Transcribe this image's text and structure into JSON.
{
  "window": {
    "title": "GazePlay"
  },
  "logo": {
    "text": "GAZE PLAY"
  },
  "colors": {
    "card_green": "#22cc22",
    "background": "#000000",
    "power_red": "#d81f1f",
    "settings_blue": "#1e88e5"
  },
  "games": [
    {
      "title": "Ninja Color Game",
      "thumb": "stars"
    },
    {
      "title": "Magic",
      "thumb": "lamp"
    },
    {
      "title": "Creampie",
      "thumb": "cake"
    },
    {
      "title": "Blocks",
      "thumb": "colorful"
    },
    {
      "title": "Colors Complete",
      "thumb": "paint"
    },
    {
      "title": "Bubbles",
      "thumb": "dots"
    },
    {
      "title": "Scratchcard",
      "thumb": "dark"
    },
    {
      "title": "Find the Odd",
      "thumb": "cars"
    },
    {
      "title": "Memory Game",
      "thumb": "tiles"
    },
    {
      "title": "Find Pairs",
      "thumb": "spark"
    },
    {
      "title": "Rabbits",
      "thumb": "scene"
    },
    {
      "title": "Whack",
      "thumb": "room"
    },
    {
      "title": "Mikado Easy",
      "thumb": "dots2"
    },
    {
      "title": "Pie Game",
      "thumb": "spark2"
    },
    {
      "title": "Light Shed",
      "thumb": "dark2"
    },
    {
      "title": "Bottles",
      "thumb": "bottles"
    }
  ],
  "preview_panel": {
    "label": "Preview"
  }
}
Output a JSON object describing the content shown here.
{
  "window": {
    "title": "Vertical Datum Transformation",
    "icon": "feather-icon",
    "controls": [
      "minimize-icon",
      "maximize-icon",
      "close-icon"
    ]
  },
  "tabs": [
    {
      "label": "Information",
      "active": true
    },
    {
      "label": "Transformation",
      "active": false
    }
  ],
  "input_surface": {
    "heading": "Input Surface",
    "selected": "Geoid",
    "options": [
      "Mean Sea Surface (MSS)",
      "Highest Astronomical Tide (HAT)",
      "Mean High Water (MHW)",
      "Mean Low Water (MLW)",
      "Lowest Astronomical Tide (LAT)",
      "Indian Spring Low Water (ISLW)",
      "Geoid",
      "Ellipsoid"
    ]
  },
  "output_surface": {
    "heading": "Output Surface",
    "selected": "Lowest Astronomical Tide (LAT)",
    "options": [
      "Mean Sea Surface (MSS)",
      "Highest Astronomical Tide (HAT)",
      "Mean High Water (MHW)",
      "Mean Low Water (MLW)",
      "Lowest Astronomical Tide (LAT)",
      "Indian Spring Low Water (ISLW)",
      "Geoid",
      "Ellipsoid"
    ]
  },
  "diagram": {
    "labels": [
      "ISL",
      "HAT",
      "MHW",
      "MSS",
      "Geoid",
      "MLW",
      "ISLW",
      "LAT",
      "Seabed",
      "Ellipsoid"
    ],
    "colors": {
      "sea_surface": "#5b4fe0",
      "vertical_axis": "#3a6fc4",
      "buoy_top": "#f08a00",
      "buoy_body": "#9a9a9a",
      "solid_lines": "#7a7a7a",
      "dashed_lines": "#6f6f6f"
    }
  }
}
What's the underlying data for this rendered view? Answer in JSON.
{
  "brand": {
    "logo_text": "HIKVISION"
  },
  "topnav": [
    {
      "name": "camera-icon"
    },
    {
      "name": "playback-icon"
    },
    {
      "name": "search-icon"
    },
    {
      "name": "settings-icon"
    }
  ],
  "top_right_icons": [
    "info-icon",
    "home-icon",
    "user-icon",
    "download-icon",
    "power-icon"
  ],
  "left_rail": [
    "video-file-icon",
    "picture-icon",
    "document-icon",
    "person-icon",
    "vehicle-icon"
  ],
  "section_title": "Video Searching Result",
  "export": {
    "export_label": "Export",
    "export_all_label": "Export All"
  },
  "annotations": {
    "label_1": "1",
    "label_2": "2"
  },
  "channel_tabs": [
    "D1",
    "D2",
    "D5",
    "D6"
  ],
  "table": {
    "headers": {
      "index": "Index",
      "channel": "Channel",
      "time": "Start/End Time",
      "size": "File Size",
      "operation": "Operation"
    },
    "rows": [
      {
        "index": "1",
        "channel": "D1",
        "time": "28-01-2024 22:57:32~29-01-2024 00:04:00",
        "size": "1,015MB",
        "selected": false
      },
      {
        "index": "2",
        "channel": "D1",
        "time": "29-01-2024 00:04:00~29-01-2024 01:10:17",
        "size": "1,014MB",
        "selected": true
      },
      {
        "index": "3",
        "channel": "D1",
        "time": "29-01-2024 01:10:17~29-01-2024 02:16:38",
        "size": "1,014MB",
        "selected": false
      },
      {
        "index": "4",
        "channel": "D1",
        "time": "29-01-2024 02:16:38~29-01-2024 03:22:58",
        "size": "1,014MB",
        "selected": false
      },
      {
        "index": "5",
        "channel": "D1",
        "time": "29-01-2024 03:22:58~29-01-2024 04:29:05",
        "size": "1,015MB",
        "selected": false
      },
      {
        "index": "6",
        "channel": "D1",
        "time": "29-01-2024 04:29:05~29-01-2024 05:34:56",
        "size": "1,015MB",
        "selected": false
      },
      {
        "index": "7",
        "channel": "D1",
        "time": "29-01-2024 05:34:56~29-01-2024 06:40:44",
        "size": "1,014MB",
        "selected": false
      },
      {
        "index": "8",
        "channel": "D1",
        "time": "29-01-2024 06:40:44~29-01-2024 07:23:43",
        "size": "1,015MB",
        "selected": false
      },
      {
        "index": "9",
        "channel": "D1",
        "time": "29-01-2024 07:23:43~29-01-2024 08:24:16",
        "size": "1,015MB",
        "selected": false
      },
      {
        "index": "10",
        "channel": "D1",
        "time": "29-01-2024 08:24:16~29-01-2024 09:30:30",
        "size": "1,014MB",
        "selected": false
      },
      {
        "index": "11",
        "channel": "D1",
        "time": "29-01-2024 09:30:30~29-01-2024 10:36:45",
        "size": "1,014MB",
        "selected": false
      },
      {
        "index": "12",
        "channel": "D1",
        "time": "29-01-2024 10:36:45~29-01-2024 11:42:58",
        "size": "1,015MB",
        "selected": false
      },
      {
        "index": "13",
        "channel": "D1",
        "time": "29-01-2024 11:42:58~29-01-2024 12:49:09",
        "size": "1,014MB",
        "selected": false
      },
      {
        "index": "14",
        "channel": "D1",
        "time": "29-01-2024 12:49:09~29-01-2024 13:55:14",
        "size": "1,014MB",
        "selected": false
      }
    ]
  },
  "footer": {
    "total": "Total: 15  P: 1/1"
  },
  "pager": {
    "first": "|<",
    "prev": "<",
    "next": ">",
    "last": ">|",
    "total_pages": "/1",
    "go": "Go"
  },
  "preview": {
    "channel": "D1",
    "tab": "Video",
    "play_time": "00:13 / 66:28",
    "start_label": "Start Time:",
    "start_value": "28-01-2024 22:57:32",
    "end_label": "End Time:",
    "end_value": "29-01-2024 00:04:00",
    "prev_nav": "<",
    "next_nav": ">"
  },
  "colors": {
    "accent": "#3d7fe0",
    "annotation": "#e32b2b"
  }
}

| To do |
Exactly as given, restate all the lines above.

| Solution |
Transcribe this image's text and structure into JSON.
{
  "window": {
    "title": "GazePlay"
  },
  "logo": {
    "text": "GAZE PLAY"
  },
  "colors": {
    "card_green": "#22cc22",
    "background": "#000000",
    "power_red": "#d81f1f",
    "settings_blue": "#1e88e5"
  },
  "games": [
    {
      "title": "Ninja Color Game",
      "thumb": "stars"
    },
    {
      "title": "Magic",
      "thumb": "lamp"
    },
    {
      "title": "Creampie",
      "thumb": "cake"
    },
    {
      "title": "Blocks",
      "thumb": "colorful"
    },
    {
      "title": "Colors Complete",
      "thumb": "paint"
    },
    {
      "title": "Bubbles",
      "thumb": "dots"
    },
    {
      "title": "Scratchcard",
      "thumb": "dark"
    },
    {
      "title": "Find the Odd",
      "thumb": "cars"
    },
    {
      "title": "Memory Game",
      "thumb": "tiles"
    },
    {
      "title": "Find Pairs",
      "thumb": "spark"
    },
    {
      "title": "Rabbits",
      "thumb": "scene"
    },
    {
      "title": "Whack",
      "thumb": "room"
    },
    {
      "title": "Mikado Easy",
      "thumb": "dots2"
    },
    {
      "title": "Pie Game",
      "thumb": "spark2"
    },
    {
      "title": "Light Shed",
      "thumb": "dark2"
    },
    {
      "title": "Bottles",
      "thumb": "bottles"
    }
  ],
  "preview_panel": {
    "label": "Preview"
  }
}
Output a JSON object describing the content shown here.
{
  "window": {
    "title": "Vertical Datum Transformation",
    "icon": "feather-icon",
    "controls": [
      "minimize-icon",
      "maximize-icon",
      "close-icon"
    ]
  },
  "tabs": [
    {
      "label": "Information",
      "active": true
    },
    {
      "label": "Transformation",
      "active": false
    }
  ],
  "input_surface": {
    "heading": "Input Surface",
    "selected": "Geoid",
    "options": [
      "Mean Sea Surface (MSS)",
      "Highest Astronomical Tide (HAT)",
      "Mean High Water (MHW)",
      "Mean Low Water (MLW)",
      "Lowest Astronomical Tide (LAT)",
      "Indian Spring Low Water (ISLW)",
      "Geoid",
      "Ellipsoid"
    ]
  },
  "output_surface": {
    "heading": "Output Surface",
    "selected": "Lowest Astronomical Tide (LAT)",
    "options": [
      "Mean Sea Surface (MSS)",
      "Highest Astronomical Tide (HAT)",
      "Mean High Water (MHW)",
      "Mean Low Water (MLW)",
      "Lowest Astronomical Tide (LAT)",
      "Indian Spring Low Water (ISLW)",
      "Geoid",
      "Ellipsoid"
    ]
  },
  "diagram": {
    "labels": [
      "ISL",
      "HAT",
      "MHW",
      "MSS",
      "Geoid",
      "MLW",
      "ISLW",
      "LAT",
      "Seabed",
      "Ellipsoid"
    ],
    "colors": {
      "sea_surface": "#5b4fe0",
      "vertical_axis": "#3a6fc4",
      "buoy_top": "#f08a00",
      "buoy_body": "#9a9a9a",
      "solid_lines": "#7a7a7a",
      "dashed_lines": "#6f6f6f"
    }
  }
}
What's the underlying data for this rendered view? Answer in JSON.
{
  "brand": {
    "logo_text": "HIKVISION"
  },
  "topnav": [
    {
      "name": "camera-icon"
    },
    {
      "name": "playback-icon"
    },
    {
      "name": "search-icon"
    },
    {
      "name": "settings-icon"
    }
  ],
  "top_right_icons": [
    "info-icon",
    "home-icon",
    "user-icon",
    "download-icon",
    "power-icon"
  ],
  "left_rail": [
    "video-file-icon",
    "picture-icon",
    "document-icon",
    "person-icon",
    "vehicle-icon"
  ],
  "section_title": "Video Searching Result",
  "export": {
    "export_label": "Export",
    "export_all_label": "Export All"
  },
  "annotations": {
    "label_1": "1",
    "label_2": "2"
  },
  "channel_tabs": [
    "D1",
    "D2",
    "D5",
    "D6"
  ],
  "table": {
    "headers": {
      "index": "Index",
      "channel": "Channel",
      "time": "Start/End Time",
      "size": "File Size",
      "operation": "Operation"
    },
    "rows": [
      {
        "index": "1",
        "channel": "D1",
        "time": "28-01-2024 22:57:32~29-01-2024 00:04:00",
        "size": "1,015MB",
        "selected": false
      },
      {
        "index": "2",
        "channel": "D1",
        "time": "29-01-2024 00:04:00~29-01-2024 01:10:17",
        "size": "1,014MB",
        "selected": true
      },
      {
        "index": "3",
        "channel": "D1",
        "time": "29-01-2024 01:10:17~29-01-2024 02:16:38",
        "size": "1,014MB",
        "selected": false
      },
      {
        "index": "4",
        "channel": "D1",
        "time": "29-01-2024 02:16:38~29-01-2024 03:22:58",
        "size": "1,014MB",
        "selected": false
      },
      {
        "index": "5",
        "channel": "D1",
        "time": "29-01-2024 03:22:58~29-01-2024 04:29:05",
        "size": "1,015MB",
        "selected": false
      },
      {
        "index": "6",
        "channel": "D1",
        "time": "29-01-2024 04:29:05~29-01-2024 05:34:56",
        "size": "1,015MB",
        "selected": false
      },
      {
        "index": "7",
        "channel": "D1",
        "time": "29-01-2024 05:34:56~29-01-2024 06:40:44",
        "size": "1,014MB",
        "selected": false
      },
      {
        "index": "8",
        "channel": "D1",
        "time": "29-01-2024 06:40:44~29-01-2024 07:23:43",
        "size": "1,015MB",
        "selected": false
      },
      {
        "index": "9",
        "channel": "D1",
        "time": "29-01-2024 07:23:43~29-01-2024 08:24:16",
        "size": "1,015MB",
        "selected": false
      },
      {
        "index": "10",
        "channel": "D1",
        "time": "29-01-2024 08:24:16~29-01-2024 09:30:30",
        "size": "1,014MB",
        "selected": false
      },
      {
        "index": "11",
        "channel": "D1",
        "time": "29-01-2024 09:30:30~29-01-2024 10:36:45",
        "size": "1,014MB",
        "selected": false
      },
      {
        "index": "12",
        "channel": "D1",
        "time": "29-01-2024 10:36:45~29-01-2024 11:42:58",
        "size": "1,015MB",
        "selected": false
      },
      {
        "index": "13",
        "channel": "D1",
        "time": "29-01-2024 11:42:58~29-01-2024 12:49:09",
        "size": "1,014MB",
        "selected": false
      },
      {
        "index": "14",
        "channel": "D1",
        "time": "29-01-2024 12:49:09~29-01-2024 13:55:14",
        "size": "1,014MB",
        "selected": false
      }
    ]
  },
  "footer": {
    "total": "Total: 15  P: 1/1"
  },
  "pager": {
    "first": "|<",
    "prev": "<",
    "next": ">",
    "last": ">|",
    "total_pages": "/1",
    "go": "Go"
  },
  "preview": {
    "channel": "D1",
    "tab": "Video",
    "play_time": "00:13 / 66:28",
    "start_label": "Start Time:",
    "start_value": "28-01-2024 22:57:32",
    "end_label": "End Time:",
    "end_value": "29-01-2024 00:04:00",
    "prev_nav": "<",
    "next_nav": ">"
  },
  "colors": {
    "accent": "#3d7fe0",
    "annotation": "#e32b2b"
  }
}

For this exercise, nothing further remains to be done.